Ecosse: Adoption trap

Later this month Malcolm and Pauline Dixon will find out if they have defeated the government and can start a family, writes Jackie Kemp.

All they wanted was an ordinary family life - the kind most people take for granted. Cautious, do-it-by-the-book Malcolm Dixon and Pauline, his wife, did not foresee that their lives would be transformed to the point where they would mount a legal challenge against a government minister.

Later this month the Dixons will discover whether a historic legal action in the High Court in London has been successful.

They have challenged Margaret Hodge, the children’s minister, over the way she stopped their adoption of a Cambodian child.
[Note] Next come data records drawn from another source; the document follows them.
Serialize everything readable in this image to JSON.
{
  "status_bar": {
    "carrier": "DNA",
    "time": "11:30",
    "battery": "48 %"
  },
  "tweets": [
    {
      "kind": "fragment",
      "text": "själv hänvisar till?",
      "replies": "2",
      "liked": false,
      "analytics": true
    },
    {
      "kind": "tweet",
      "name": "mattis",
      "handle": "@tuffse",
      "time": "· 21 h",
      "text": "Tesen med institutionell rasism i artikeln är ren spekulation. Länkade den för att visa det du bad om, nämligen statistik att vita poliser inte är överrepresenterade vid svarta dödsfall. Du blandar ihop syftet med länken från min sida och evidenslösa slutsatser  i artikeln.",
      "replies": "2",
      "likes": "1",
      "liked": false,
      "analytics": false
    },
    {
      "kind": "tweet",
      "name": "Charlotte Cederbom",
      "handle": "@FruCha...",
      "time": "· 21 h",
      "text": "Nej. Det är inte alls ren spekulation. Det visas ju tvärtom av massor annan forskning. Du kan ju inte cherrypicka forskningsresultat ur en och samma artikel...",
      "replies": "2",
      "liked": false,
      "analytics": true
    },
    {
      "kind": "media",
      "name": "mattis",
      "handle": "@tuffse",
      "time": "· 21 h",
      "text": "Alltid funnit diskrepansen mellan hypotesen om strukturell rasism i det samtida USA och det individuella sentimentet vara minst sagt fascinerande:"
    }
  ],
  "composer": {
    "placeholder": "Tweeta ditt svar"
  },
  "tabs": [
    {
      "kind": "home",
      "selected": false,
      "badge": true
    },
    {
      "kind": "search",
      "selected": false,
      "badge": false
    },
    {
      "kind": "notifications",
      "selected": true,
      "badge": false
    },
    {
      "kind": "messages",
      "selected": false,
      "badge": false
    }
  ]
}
They may yet achieve their dream of filling their tranquil country garden with the sound of a child’s laughter. But they have embarked on a high-risk strategy that could see them, and other families involved in the campaign, facing an expensive legal bill for the judicial review they have pursued.

Malcolm is a quiet Scot with a simmering fury at the way he and Pauline have been treated which is immediately apparent when you meet him.

“This has been a really awful experience,” he says. “Our life has been on hold for the past 10 months since the ruling. One of the things I resent is the implication that we have unwittingly allowed ourselves to become involved with a criminal gang who are child trafficking. That is completely untrue.

“The way we are seen as ‘desperate’ people who will bend any rule to get hold of a child. That’s not who we are.” The Dixons, together for 15 years but childless because of infertility – they went through seven failed attempts at IVF – have been trying to adopt a Cambodian child for three years. Almost a year ago the emotionally draining process finally seemed to be on the verge of a happy outcome. After visiting several orphanages, they had been given permission to adopt from the Cambodian Children’s Relief Centre, an independent voluntary agency.

“In adoption terms you are now officially pregnant,” a friend told them. At long last the prospect of a baby joining them in their farmhouse amid the rolling Sussex downs, looked like it was becoming a reality. “It
didn’t seem as if anything could go wrong,” Pauline says.

However, their euphoria was abruptly deflated. No sooner was the ink dry on the adoption paperwork than the British government slammed the door on all Cambodian adoptions. “Hearing that we weren’t going to be allowed to adopt after all was like a bereavement,” Malcolm recalls.

The decision came in July last year, following a “sting” on an ITV current affairs show in which an undercover reporter persuaded an impoverished woman to offer her baby for sale. The moral panic that ensued was exacerbated by events in the United States. There, Lauryn Galindo, a woman who had arranged 800 Cambodian adoptions over four years, appeared in court accused of paying mothers as little as a bag of rice for their babies.

The $3,500 (about £2,400) “voluntary” donations American families believed they were making to Cambodian orphanages were diverted to a portfolio of beachfront properties in Hawaii.

Galindo’s scam was uncovered after Judith Mosley, an American mother, made an emotional pilgrimage to the orphanage that had been home to her adopted daughter. On arrival, Camryn, her daughter, ushered her back to their car and directed the driver down dirt roads and into the countryside.

“We pulled up outside a house,” Mosley recalls, “and down the stairs came a lady who had a baby in her arms. The translator said: ‘This is your daughter’s sister. And that’s her nephew.’ ”

The truth eventually emerged. Camryn’s parents had died when she was a child. Raised by family members she had never lived in an orphanage.

“All her paperwork was bogus,” says Mosley. “My mind was just spinning.”

The fallout from the Galindo case reverberated around a world that had seen adoption as a partial solution to the huge problem of Cambodia’s 670,000 orphans.

Sunday Times
May 8th 2005